Named after Border Patrol Agents Theodore Newton and George Azrak who were kidnapped and murdered by four smugglers in 1967, this U.S. Border Patrol award recognizes unusual courage, bravery and heroic or humane acts.
- Osbaldo Rios, U.S. Border Patrol agent, Tucson, Arizona
On Sept. 13, 2017, Rios and two other agents responded to a ground sensor in a remote canyon about 15 miles north of Mexico and came upon five suspected illegal aliens who ran in many directions. Three were apprehended while Rios and his partner agent pursued the other two. His partner grabbed one suspect who was running down a steep embankment. They both then rolled down the hill with the suspect landing on top of the agent, hitting him several times, taking his gun, and pointed it at the agent. Rios yelled at the subject who then turned the weapon on Rios. Rios quickly shot him, preventing his partner and himself from being killed or injured.
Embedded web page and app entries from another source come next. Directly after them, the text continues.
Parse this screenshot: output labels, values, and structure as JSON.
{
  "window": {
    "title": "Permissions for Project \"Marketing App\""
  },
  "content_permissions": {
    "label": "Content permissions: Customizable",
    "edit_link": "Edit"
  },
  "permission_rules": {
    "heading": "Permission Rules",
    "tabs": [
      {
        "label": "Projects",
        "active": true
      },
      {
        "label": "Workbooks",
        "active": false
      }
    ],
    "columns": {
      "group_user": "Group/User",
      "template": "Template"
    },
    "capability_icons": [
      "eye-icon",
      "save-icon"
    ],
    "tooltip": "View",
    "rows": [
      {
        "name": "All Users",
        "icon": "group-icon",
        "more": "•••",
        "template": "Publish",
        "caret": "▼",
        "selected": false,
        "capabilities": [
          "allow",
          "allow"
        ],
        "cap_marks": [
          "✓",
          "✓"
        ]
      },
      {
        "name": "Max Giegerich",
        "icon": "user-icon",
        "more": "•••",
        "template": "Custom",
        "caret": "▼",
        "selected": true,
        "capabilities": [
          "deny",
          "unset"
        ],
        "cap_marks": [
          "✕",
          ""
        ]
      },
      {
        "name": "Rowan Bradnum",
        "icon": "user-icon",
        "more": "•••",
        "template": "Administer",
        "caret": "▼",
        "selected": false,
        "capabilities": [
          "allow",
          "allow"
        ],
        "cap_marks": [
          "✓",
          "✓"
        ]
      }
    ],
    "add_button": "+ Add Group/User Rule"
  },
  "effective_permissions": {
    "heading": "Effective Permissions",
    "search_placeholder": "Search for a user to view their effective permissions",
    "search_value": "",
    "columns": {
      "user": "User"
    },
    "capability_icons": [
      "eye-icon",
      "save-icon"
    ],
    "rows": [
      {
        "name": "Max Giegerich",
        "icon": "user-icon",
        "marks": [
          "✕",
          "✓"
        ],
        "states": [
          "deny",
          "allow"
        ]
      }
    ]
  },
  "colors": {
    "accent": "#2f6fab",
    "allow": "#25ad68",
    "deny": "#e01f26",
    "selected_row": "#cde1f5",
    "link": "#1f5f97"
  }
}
U.S. Customs and Border Protection is the unified border agency within the Department of Homeland Security charged with the management, control and protection of our nation's borders at and between official ports of entry. CBP is charged with securing the borders of the United States while enforcing hundreds of laws and facilitating lawful trade and travel.